Research before this study seemed to point out that a better education would lead to higher salaries, finer homes and safer neighborhoods, as well as plenty of free time to take part in activities that lead to a healthy lifestyle. In 1980, a paper published by the National Bureau of Economic Research found that 25-year-old participants with some college education had an expectation of living an average of 54.4 more years, compared to 25-year-old participants who had only high school diplomas who had a life expectation of 51.6 more years. This could be because educated people have more money with which to acquire medical treatment and, possibly, educated people are capable of making more informed decisions about taking care of themselves.
In other studies, it has been shown that higher education can result in improved mental health in later life. Not only can education boost cognitive function, but it can make it easier for a person to pursue things they enjoy doing and find a mental flow, unlike those who find themselves in dead-end jobs with long hours and little pay. This new study announces that this is not always the case, and anyone can achieve mental well-being in spite of educational background, income, or job.

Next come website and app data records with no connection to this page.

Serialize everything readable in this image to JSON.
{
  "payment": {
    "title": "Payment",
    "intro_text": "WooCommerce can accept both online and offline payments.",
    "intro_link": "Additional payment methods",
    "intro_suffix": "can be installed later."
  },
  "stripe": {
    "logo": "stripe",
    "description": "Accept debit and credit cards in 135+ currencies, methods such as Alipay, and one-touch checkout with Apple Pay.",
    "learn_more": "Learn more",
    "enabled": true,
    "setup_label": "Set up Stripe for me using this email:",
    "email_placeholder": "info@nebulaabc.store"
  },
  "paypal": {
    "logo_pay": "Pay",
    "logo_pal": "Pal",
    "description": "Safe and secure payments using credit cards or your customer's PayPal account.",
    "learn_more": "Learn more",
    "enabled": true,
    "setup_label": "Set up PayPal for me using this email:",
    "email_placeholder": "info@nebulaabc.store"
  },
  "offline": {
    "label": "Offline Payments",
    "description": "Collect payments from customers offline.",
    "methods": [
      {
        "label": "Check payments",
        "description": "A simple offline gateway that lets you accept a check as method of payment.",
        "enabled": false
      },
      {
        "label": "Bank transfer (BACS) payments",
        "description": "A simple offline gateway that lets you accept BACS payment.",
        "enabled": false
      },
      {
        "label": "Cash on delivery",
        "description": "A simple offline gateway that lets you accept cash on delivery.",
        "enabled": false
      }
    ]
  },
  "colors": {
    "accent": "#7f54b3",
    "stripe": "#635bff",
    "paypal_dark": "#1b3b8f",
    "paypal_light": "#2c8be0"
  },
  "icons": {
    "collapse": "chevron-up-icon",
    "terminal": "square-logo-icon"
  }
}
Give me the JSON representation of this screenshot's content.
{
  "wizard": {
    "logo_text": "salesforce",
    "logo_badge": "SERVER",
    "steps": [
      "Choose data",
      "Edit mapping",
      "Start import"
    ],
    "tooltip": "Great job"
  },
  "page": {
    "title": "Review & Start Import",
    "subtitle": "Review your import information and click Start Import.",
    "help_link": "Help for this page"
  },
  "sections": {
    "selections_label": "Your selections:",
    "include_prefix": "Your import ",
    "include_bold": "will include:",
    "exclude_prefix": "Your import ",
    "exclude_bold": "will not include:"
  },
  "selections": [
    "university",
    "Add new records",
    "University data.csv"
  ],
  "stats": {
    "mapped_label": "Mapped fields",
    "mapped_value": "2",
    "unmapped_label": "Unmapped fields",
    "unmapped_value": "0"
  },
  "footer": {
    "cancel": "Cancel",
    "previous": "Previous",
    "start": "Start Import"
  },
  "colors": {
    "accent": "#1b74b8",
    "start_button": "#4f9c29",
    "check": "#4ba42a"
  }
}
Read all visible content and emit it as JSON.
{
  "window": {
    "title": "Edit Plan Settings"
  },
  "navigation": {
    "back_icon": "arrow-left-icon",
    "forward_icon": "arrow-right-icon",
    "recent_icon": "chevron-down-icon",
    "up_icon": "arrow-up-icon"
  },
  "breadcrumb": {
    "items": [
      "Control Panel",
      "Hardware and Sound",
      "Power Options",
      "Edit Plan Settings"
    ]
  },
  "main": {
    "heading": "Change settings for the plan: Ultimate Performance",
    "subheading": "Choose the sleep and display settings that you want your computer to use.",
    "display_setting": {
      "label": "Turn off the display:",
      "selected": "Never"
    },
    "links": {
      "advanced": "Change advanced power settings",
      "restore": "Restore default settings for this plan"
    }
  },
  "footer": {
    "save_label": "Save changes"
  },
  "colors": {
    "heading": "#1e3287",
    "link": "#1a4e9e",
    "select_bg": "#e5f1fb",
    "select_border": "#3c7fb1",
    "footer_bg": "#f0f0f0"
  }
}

When conducting the study, researchers took into account factors such as financial status and mental well-being, which can be, but is not always, linked to mental illness. Participants numbered 17,030 and the data was from the Health Survey for England from 2010 and 2011. The findings indicated that individuals with a stronger sense of psychological well-being were much more likely to be happy and contented. When this was measured and compared to the standard of peoples’ educations, there was no clear connection to a person’s mental health, reports NetDoctor. The study’s author Professor Sarah Stewart-Brown said:
“These findings are quite controversial because we expected to find the socioeconomic factors that are associated with mental illness would also be correlated with mental well-being. So if low educational attainment was strongly associated with mental illness, high educational attainment would be strongly connected to mental well-being. But that is not the case.”
She continued by stating that the study’s findings may change the planning of mental health programs, since considering the education level of patients may not be necessary.
According to Anna Hodgekiss of the Daily Mail, the new finding that education levels do not necessarily improve mental well-being might be attributed to the fact that people do not need to have extensive education to have a good work ethic, and if a person lives in an ethnic community there is often a good support structure.
In particular, African, African-Caribbean, Indian, and Pakistani communities showed substantially increased odds of mental well-being, says The Tribune of India.